• [MATERIALS PROVIDED]:
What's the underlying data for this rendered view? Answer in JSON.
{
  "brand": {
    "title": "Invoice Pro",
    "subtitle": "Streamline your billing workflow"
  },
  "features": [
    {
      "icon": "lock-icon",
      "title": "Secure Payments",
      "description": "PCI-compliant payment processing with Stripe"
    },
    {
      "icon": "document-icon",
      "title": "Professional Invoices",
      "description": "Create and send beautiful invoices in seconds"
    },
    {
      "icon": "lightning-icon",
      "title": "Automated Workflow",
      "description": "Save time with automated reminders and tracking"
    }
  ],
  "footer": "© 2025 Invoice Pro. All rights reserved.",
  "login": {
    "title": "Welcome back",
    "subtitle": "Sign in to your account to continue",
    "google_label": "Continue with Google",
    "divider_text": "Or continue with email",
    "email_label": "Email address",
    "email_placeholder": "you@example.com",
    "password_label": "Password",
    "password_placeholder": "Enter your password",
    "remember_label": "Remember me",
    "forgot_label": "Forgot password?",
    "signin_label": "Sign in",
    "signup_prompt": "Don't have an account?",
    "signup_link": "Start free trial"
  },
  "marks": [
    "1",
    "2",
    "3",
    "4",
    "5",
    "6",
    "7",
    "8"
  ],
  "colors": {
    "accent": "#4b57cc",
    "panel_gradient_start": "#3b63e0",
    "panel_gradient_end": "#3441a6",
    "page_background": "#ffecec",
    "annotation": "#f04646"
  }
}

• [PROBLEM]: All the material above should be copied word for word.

• [ANSWER SECTION]:
What's the underlying data for this rendered view? Answer in JSON.
{
  "brand": {
    "title": "Invoice Pro",
    "subtitle": "Streamline your billing workflow"
  },
  "features": [
    {
      "icon": "lock-icon",
      "title": "Secure Payments",
      "description": "PCI-compliant payment processing with Stripe"
    },
    {
      "icon": "document-icon",
      "title": "Professional Invoices",
      "description": "Create and send beautiful invoices in seconds"
    },
    {
      "icon": "lightning-icon",
      "title": "Automated Workflow",
      "description": "Save time with automated reminders and tracking"
    }
  ],
  "footer": "© 2025 Invoice Pro. All rights reserved.",
  "login": {
    "title": "Welcome back",
    "subtitle": "Sign in to your account to continue",
    "google_label": "Continue with Google",
    "divider_text": "Or continue with email",
    "email_label": "Email address",
    "email_placeholder": "you@example.com",
    "password_label": "Password",
    "password_placeholder": "Enter your password",
    "remember_label": "Remember me",
    "forgot_label": "Forgot password?",
    "signin_label": "Sign in",
    "signup_prompt": "Don't have an account?",
    "signup_link": "Start free trial"
  },
  "marks": [
    "1",
    "2",
    "3",
    "4",
    "5",
    "6",
    "7",
    "8"
  ],
  "colors": {
    "accent": "#4b57cc",
    "panel_gradient_start": "#3b63e0",
    "panel_gradient_end": "#3441a6",
    "page_background": "#ffecec",
    "annotation": "#f04646"
  }
}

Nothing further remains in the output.